WASHINGTON — General Motors is recalling nearly 740,600 U.S. vehicles for bright headlight reflections that may cause glare or be distracting to other drivers, increasing the risk of a crash.
The recall covers certain 2010-17 GMC Terrain compact crossovers and comes after NHTSA this month denied a GM request that would have allowed the Detroit automaker to avoid fixing the issue.
GM petitioned NHTSA in 2019 after determining those vehicles do not fully comply with Federal Motor Vehicle Safety Standard 108, which regulates automotive lighting, signaling and reflective devices.
GM argued the noncompliance has no effect on vehicle safety for oncoming or surrounding vehicles or for drivers of the Terrains.
The automaker told NHTSA it was aware of one customer inquiry within the U.S. and Canada related to this condition but was not aware of any crashes or injuries.

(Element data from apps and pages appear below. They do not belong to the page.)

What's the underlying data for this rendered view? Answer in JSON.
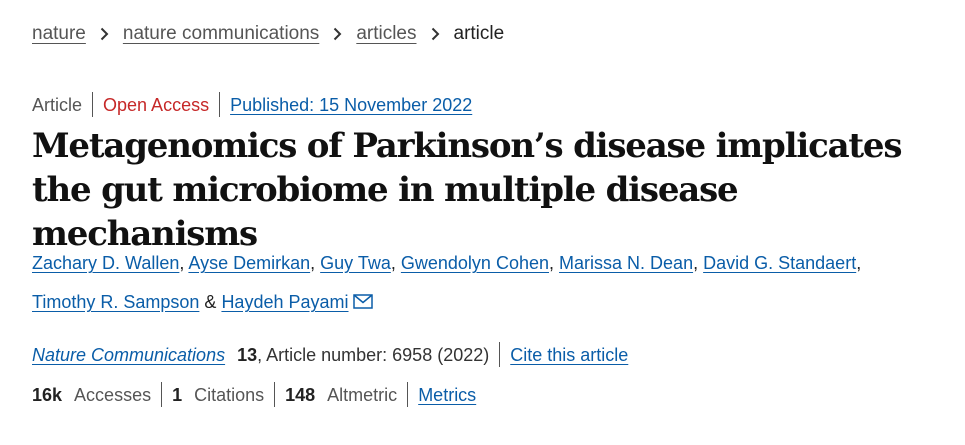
{
  "breadcrumb": {
    "items": [
      "nature",
      "nature communications",
      "articles"
    ],
    "current": "article"
  },
  "meta": {
    "type": "Article",
    "access": "Open Access",
    "published": "Published: 15 November 2022"
  },
  "title": "Metagenomics of Parkinson’s disease implicates the gut microbiome in multiple disease mechanisms",
  "authors": [
    "Zachary D. Wallen",
    "Ayse Demirkan",
    "Guy Twa",
    "Gwendolyn Cohen",
    "Marissa N. Dean",
    "David G. Standaert",
    "Timothy R. Sampson",
    "Haydeh Payami"
  ],
  "author_separators": {
    "comma": ",",
    "ampersand": "&"
  },
  "journal": {
    "name": "Nature Communications",
    "volume": "13",
    "article_number": ", Article number: 6958 (2022)",
    "cite_label": "Cite this article"
  },
  "metrics": {
    "accesses_value": "16k",
    "accesses_label": "Accesses",
    "citations_value": "1",
    "citations_label": "Citations",
    "altmetric_value": "148",
    "altmetric_label": "Altmetric",
    "metrics_link": "Metrics"
  },
  "colors": {
    "link": "#0a5da8",
    "open_access": "#c62828",
    "muted": "#555555",
    "text": "#222222"
  },
  "icons": {
    "breadcrumb_separator": "chevron-right-icon",
    "corresponding_author": "envelope-icon"
  }
}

In its response to GM, NHTSA said "certain weather conditions such as snow and fog could result in light from the noncompliant lamp causing veiling glare to other motorists driving."
In a safety recall report submitted to the agency after its denial, GM said the "reflection caused by the headlamps' housing can project a narrow beam of light 80 degrees outboard and 45 degrees upward of each lamp's forward-center axis. When tested, the light emitted from this single point on each lamp may be brighter than the maximum designated" by the federal standard.
I I Stanley Co. in Battle Creek, Mich., makes the headlamp assembly.
The affected vehicles are from a prior generation, the report said, and the current generation starting with the 2018 model year uses a different headlamp design.
A remedy for the issue is under development.
Dealers were notified starting March 8. GM estimates vehicle owners will be notified starting April 23.
Automotive News has reached out to NHTSA for further comment.